10. EMILY THE CRIMINAL — Aubrey Plaza? Sign me up, I love this woman. Her range is exceptional, and she rises to the occasion when challenged. She played a psychotic hit woman on Criminal Minds a few years back and caught my attention. Emily is out of work, bored out of her mind when she stumbles into a meeting where people claim she can make a lot of money fast. It’s against the law, but she doesn’t care. And she turns out to be really good at it. Emily is confident, even in dangerous situations where she is smacked around. You can see the wheels turning in her head all the time. A brilliant performance from Plaza in a film that might otherwise be forgotten.

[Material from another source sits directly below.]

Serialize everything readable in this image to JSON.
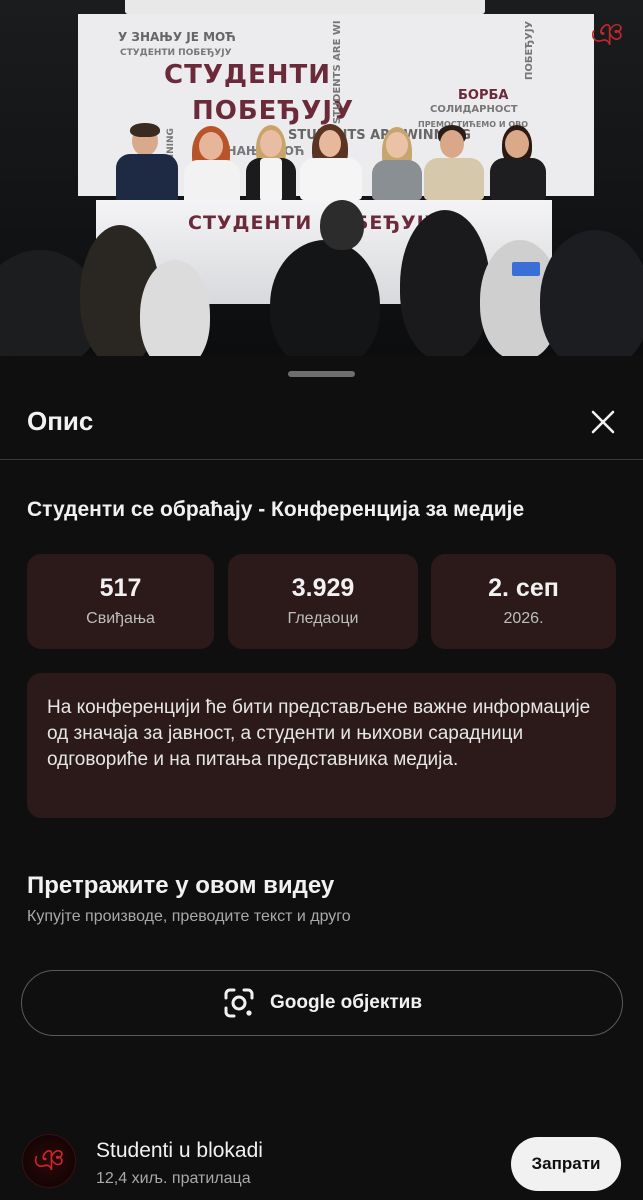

John H. Foote is a well-recognized Canadian film critic/historian who has been an active critic for 30 years. His deep love for the movies began at a very young age. He began his career as co-host of the popular TV show Reel to Real where he remained for nine years. While on TV he began dabbling in education, eventually ascending to Director of the Toronto Film School, where he also taught film history. After leaving the college to care for his wife, he returned to teaching at Humber College where he taught both Film History and Method Acting Theory. John has written two books: “Clint Eastwood – Evolution of a Filmmaker” and the upcoming “Spielberg – American Film Visionary”. He is currently working on two books, one about the films of the seventies and another on the films of Martin Scorsese. Through his career he has worked in TV, radio, print and the web. John has interviewed everyone in the industry (more than 300 interviews) except Jack Nicholson, he says sadly. Highlights include Martin Scorsese, Tom Cruise, Meryl Streep Robert Duvall, Jane Fonda, Francis Ford Coppola and Kathryn Bigelow.